What to work on: Please filter the listing for the string "element" and copy each matching line.

*** Listed records Section Begins ***

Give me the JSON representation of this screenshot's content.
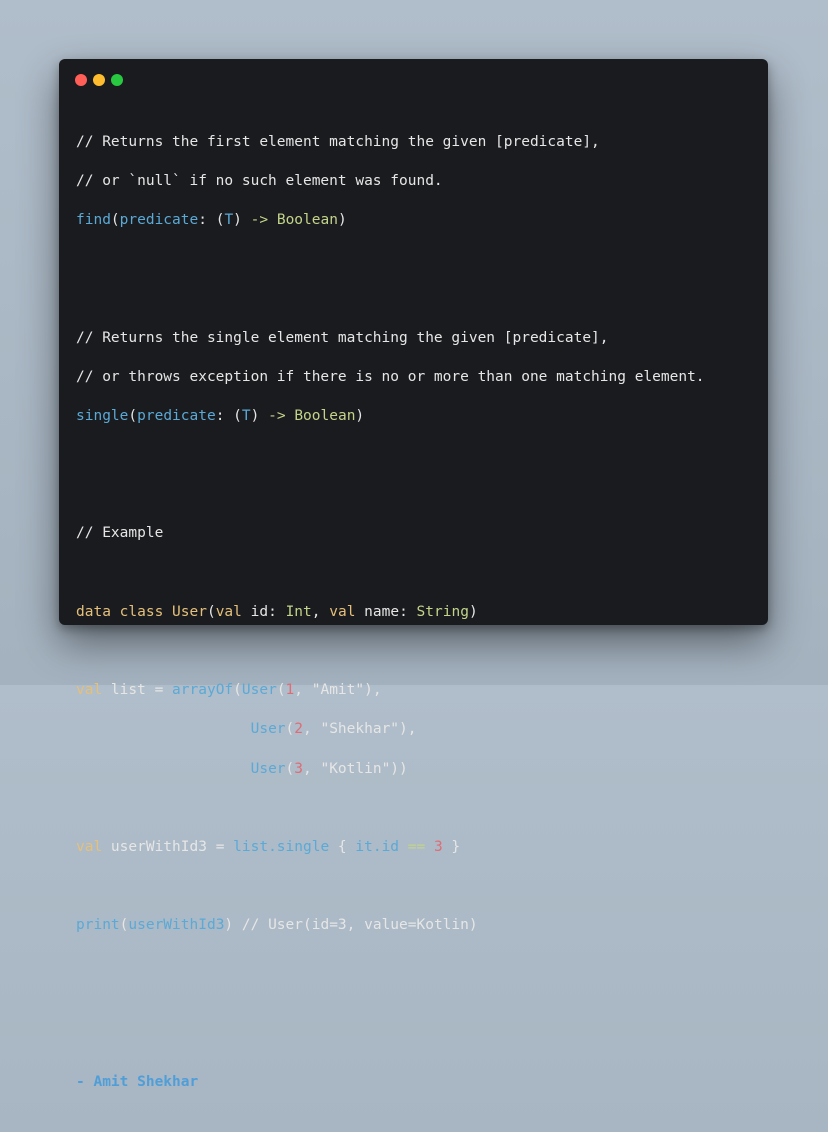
{
  "window": {
    "dots": [
      {
        "name": "close",
        "color": "#ff5f57"
      },
      {
        "name": "minimize",
        "color": "#febc2e"
      },
      {
        "name": "zoom",
        "color": "#28c840"
      }
    ]
  },
  "code": {
    "find_comment_1": "// Returns the first element matching the given [predicate],",
    "find_comment_2": "// or `null` if no such element was found.",
    "find_fn": "find",
    "find_open": "(",
    "find_param": "predicate",
    "find_colon": ": (",
    "find_t": "T",
    "find_close_t": ") ",
    "find_arrow": "->",
    "find_space": " ",
    "find_bool": "Boolean",
    "find_end": ")",
    "single_comment_1": "// Returns the single element matching the given [predicate],",
    "single_comment_2": "// or throws exception if there is no or more than one matching element.",
    "single_fn": "single",
    "single_open": "(",
    "single_param": "predicate",
    "single_colon": ": (",
    "single_t": "T",
    "single_close_t": ") ",
    "single_arrow": "->",
    "single_space": " ",
    "single_bool": "Boolean",
    "single_end": ")",
    "example_comment": "// Example",
    "dc_kw": "data class",
    "dc_space": " ",
    "dc_name": "User",
    "dc_open": "(",
    "dc_val1": "val",
    "dc_id": " id: ",
    "dc_int": "Int",
    "dc_comma": ", ",
    "dc_val2": "val",
    "dc_namefield": " name: ",
    "dc_string": "String",
    "dc_end": ")",
    "list_val": "val",
    "list_mid": " list = ",
    "list_fn": "arrayOf",
    "list_open": "(",
    "user1_fn": "User",
    "user1_open": "(",
    "user1_num": "1",
    "user1_rest": ", \"Amit\"),",
    "indent": "                    ",
    "user2_fn": "User",
    "user2_open": "(",
    "user2_num": "2",
    "user2_rest": ", \"Shekhar\"),",
    "user3_fn": "User",
    "user3_open": "(",
    "user3_num": "3",
    "user3_rest": ", \"Kotlin\"))",
    "uw_val": "val",
    "uw_mid": " userWithId3 = ",
    "uw_list": "list.single",
    "uw_brace": " { ",
    "uw_it": "it.id",
    "uw_eq": " == ",
    "uw_num": "3",
    "uw_end": " }",
    "print_fn": "print",
    "print_open": "(",
    "print_arg": "userWithId3",
    "print_close": ") ",
    "print_comment": "// User(id=3, value=Kotlin)",
    "author": "- Amit Shekhar"
  }
}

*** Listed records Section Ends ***

Answer for the task:
    "find_comment_1": "// Returns the first element matching the given [predicate],",
    "find_comment_2": "// or `null` if no such element was found.",
    "single_comment_1": "// Returns the single element matching the given [predicate],",
    "single_comment_2": "// or throws exception if there is no or more than one matching element.",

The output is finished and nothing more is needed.